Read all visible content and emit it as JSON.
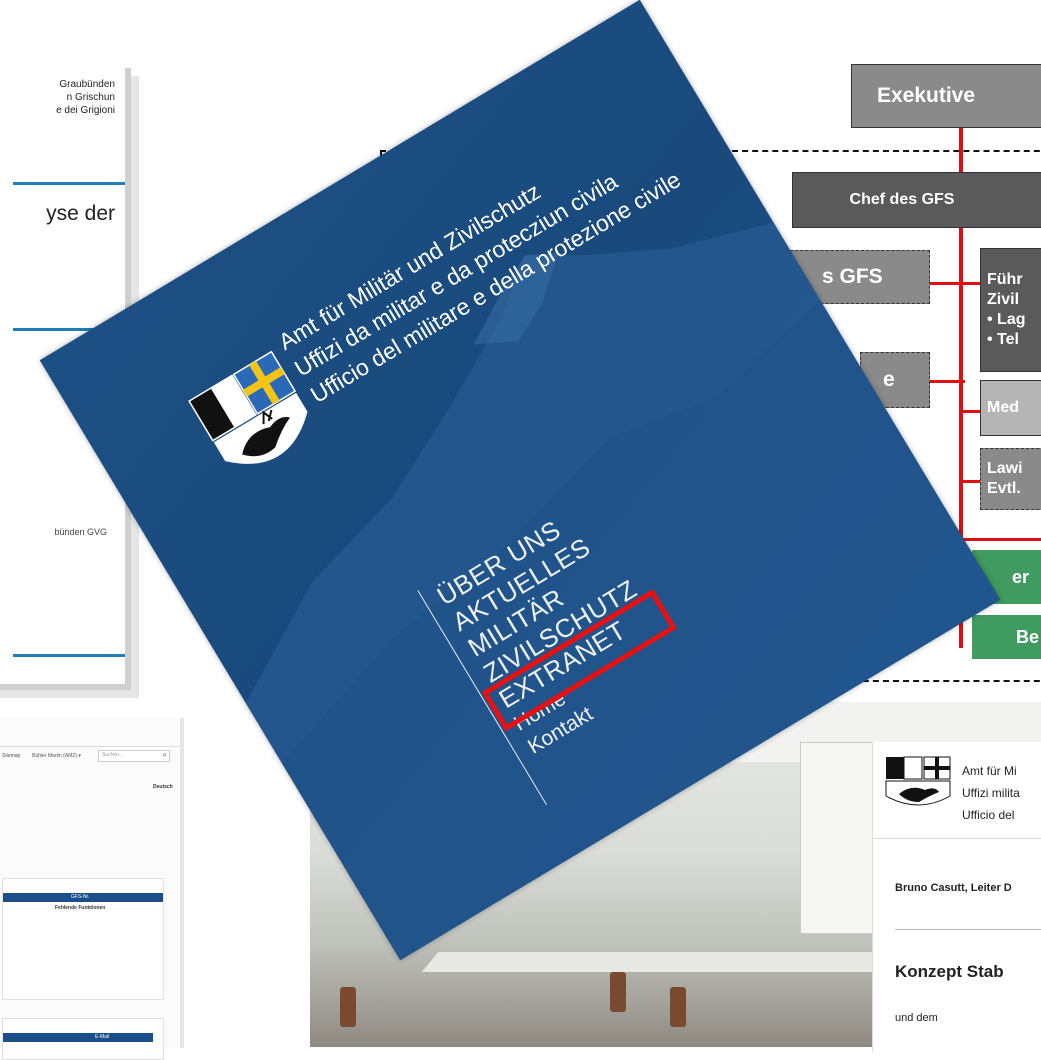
{
  "doc_a": {
    "header_lines": [
      "Graubünden",
      "n Grischun",
      "e dei Grigioni"
    ],
    "heading_fragment": "yse der",
    "footer_fragment": "bünden GVG"
  },
  "org_chart": {
    "exekutive": "Exekutive",
    "chef": "Chef des GFS",
    "gfs_fragment": "s GFS",
    "side_fragment": "e",
    "fuehr_box": [
      "Führ",
      "Zivil",
      "• Lag",
      "• Tel"
    ],
    "med": "Med",
    "lawi": [
      "Lawi",
      "Evtl."
    ],
    "green_top": "er",
    "green_bottom": "Be",
    "colors": {
      "red_line": "#e01010",
      "box_dark": "#5a5a5a",
      "box_mid": "#8a8a8a",
      "green": "#3f9b5f"
    }
  },
  "screenshot_b": {
    "nav": [
      "Sitemap",
      "Bühler Martin (AMZ) ▾"
    ],
    "search_placeholder": "Suchen...",
    "language": "Deutsch",
    "table1_header": "GFS-Nr.",
    "table1_sub": "Fehlende Funktionen",
    "table2_header": "E-Mail"
  },
  "card": {
    "agency_lines": [
      "Amt für Militär und Zivilschutz",
      "Uffizi da militar e da protecziun civila",
      "Ufficio del militare e della protezione civile"
    ],
    "menu": [
      "ÜBER UNS",
      "AKTUELLES",
      "MILITÄR",
      "ZIVILSCHUTZ",
      "EXTRANET"
    ],
    "submenu": [
      "Home",
      "Kontakt"
    ],
    "highlighted": "EXTRANET",
    "highlight_color": "#ea1010"
  },
  "letter": {
    "org_lines": [
      "Amt für Mi",
      "Uffizi milita",
      "Ufficio del"
    ],
    "author": "Bruno Casutt, Leiter D",
    "title": "Konzept Stab",
    "body": "und dem"
  }
}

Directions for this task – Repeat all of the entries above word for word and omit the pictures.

Output below –
Read all visible content and emit it as JSON.
{
  "doc_a": {
    "header_lines": [
      "Graubünden",
      "n Grischun",
      "e dei Grigioni"
    ],
    "heading_fragment": "yse der",
    "footer_fragment": "bünden GVG"
  },
  "org_chart": {
    "exekutive": "Exekutive",
    "chef": "Chef des GFS",
    "gfs_fragment": "s GFS",
    "side_fragment": "e",
    "fuehr_box": [
      "Führ",
      "Zivil",
      "• Lag",
      "• Tel"
    ],
    "med": "Med",
    "lawi": [
      "Lawi",
      "Evtl."
    ],
    "green_top": "er",
    "green_bottom": "Be",
    "colors": {
      "red_line": "#e01010",
      "box_dark": "#5a5a5a",
      "box_mid": "#8a8a8a",
      "green": "#3f9b5f"
    }
  },
  "screenshot_b": {
    "nav": [
      "Sitemap",
      "Bühler Martin (AMZ) ▾"
    ],
    "search_placeholder": "Suchen...",
    "language": "Deutsch",
    "table1_header": "GFS-Nr.",
    "table1_sub": "Fehlende Funktionen",
    "table2_header": "E-Mail"
  },
  "card": {
    "agency_lines": [
      "Amt für Militär und Zivilschutz",
      "Uffizi da militar e da protecziun civila",
      "Ufficio del militare e della protezione civile"
    ],
    "menu": [
      "ÜBER UNS",
      "AKTUELLES",
      "MILITÄR",
      "ZIVILSCHUTZ",
      "EXTRANET"
    ],
    "submenu": [
      "Home",
      "Kontakt"
    ],
    "highlighted": "EXTRANET",
    "highlight_color": "#ea1010"
  },
  "letter": {
    "org_lines": [
      "Amt für Mi",
      "Uffizi milita",
      "Ufficio del"
    ],
    "author": "Bruno Casutt, Leiter D",
    "title": "Konzept Stab",
    "body": "und dem"
  }
}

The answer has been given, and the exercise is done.